Mason took a step forward, forcing Darrell to back up. He kept the gun planted firmly against his forehead.
'Back up old man,' Darrell said, his voice lower than before. 'I swear to God, I'll shoot you right now.'
'Of course, they always bring Him into it,' Mason said with a chuckle. 'But in my experience, young Darrell, I've found that your God will allow me my fun. He has yet to interfere when I encounter a worthless wretch like you.'
Darrell's stomach fell, and his knees buckled. His deep confusion had now given way to mounting fear.
'I'll . . . do it,' Darrell said.
'Oh, wouldn't that be a shame?' Mason said with cruel sarcasm. 'Then I'd have to find a different body. And I was so fond of this decrepit shell. Oh please don't evict me, young Darrell.'
What the fuck?!? Darrell's mind screamed.
'Don't you get it yet, boy!' Mason growled. Darrell took a step back. 'Don't you know a DEMON when you see it?!'
Darrell's mounting fear was now full-fledged terror. He really didn't understand what was happening, but suddenly his pride didn't require sticking around for the old man's watch. At this point, Darrell honestly did not give a flying fuck what people would say if they knew he'd come out of the mugging empty-handed.
'I know everything about you, young Darrell,' Mason said, walking forward. Darrell matched his steps by moving backward, toward the street. 'I know how things were back in America, and I know why you came here. And yes, I know how you used to look at him. No Darrell, I don't think that makes you a faggot, do you?'
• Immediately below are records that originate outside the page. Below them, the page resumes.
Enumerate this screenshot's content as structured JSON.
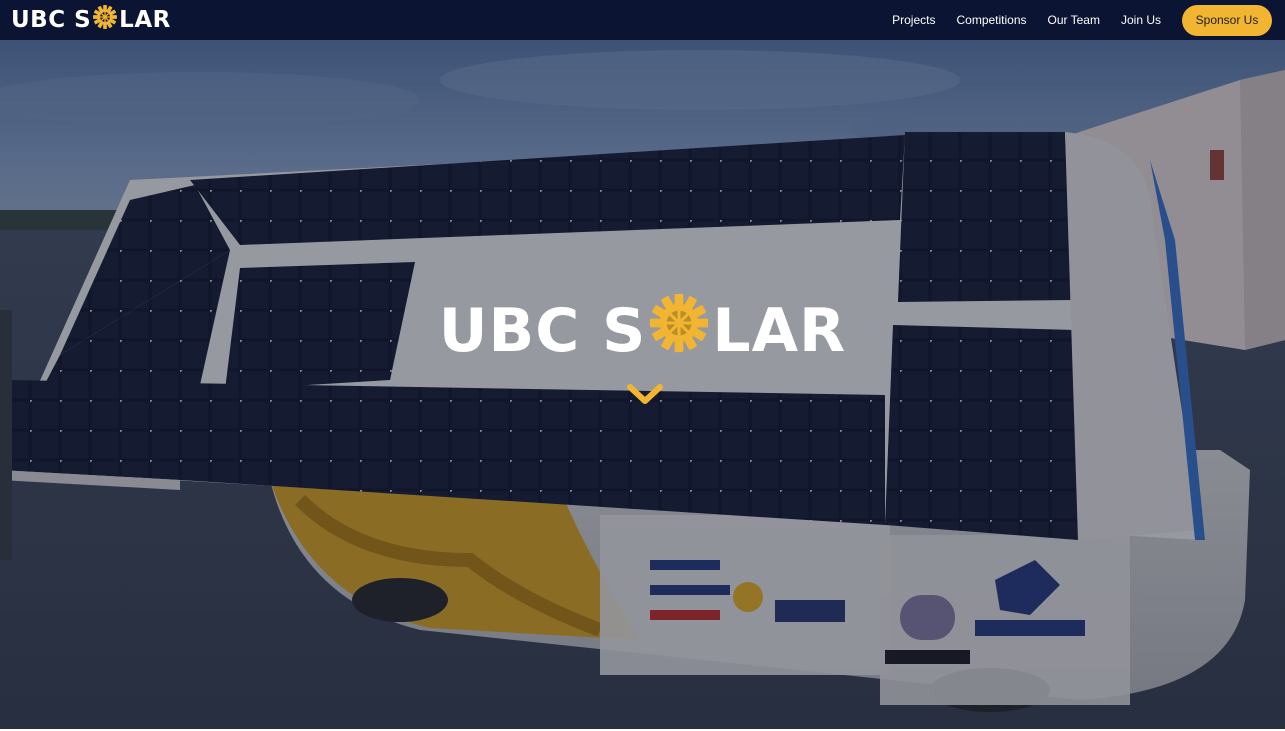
{
  "brand": {
    "logo_text_before": "UBC S",
    "logo_text_after": "LAR",
    "accent_color": "#f2b531",
    "navbar_color": "#0b1533"
  },
  "nav": {
    "items": [
      {
        "label": "Projects"
      },
      {
        "label": "Competitions"
      },
      {
        "label": "Our Team"
      },
      {
        "label": "Join Us"
      }
    ],
    "cta_label": "Sponsor Us"
  },
  "hero": {
    "title_before": "UBC S",
    "title_after": "LAR",
    "scroll_icon": "chevron-down-icon",
    "background": "solar-car-photo"
  }
}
Darrell was now more confused than ever. Was the man talking about Bradley? Sure, Darrell had always admired his abs, but it wasn't anything sexual. Was it?
'GET OUT OF HERE!!' the man suddenly screamed. Darrell turned and ran, faster than he had ever run in his life.
Once the boy had turned the corner, Mason's body began to quiver. He fell to his hands and knees, and broke out in a cold sweat. He glanced over at Danny, who was staring at him without emotion.
Ashamed, Mason quickly looked away. He reflected on the terrible things he had said, and was certain that Tara would never speak to him again. His eyes welled with tears, and he began to vomit on the street.
Danny stood still, watching the professor throw up. He hadn't been able to hear much of what the professor had said to those robbers, but he had certainly shown that nigger who was boss.